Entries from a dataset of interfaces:
=== Section Start ===

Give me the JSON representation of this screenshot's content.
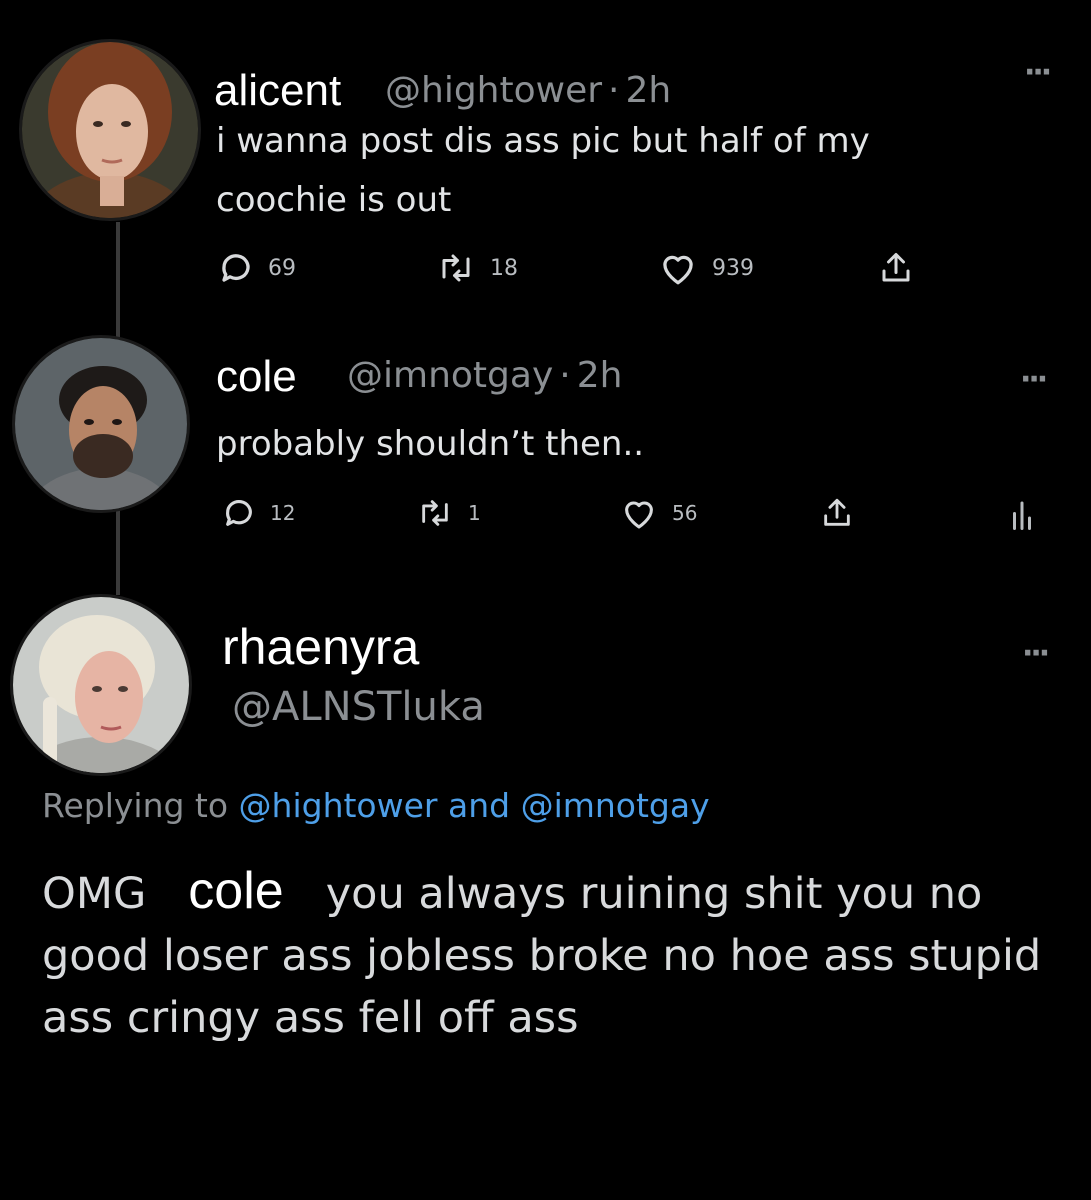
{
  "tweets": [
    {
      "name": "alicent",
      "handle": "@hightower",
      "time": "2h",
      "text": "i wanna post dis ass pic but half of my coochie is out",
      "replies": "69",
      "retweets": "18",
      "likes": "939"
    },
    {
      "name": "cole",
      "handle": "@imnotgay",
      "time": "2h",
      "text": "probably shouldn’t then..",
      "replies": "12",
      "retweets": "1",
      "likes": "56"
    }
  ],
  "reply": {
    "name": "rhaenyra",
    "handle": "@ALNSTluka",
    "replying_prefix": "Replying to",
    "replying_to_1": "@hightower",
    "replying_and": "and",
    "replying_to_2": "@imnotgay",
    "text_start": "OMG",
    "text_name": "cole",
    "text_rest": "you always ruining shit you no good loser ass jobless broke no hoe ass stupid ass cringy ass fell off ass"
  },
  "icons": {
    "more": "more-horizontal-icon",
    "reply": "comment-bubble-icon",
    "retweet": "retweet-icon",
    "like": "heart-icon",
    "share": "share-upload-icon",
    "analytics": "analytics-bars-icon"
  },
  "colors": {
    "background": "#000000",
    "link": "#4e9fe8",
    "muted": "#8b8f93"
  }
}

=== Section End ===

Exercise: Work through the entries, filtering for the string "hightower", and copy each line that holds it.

Worked solution:
      "handle": "@hightower",
    "replying_to_1": "@hightower",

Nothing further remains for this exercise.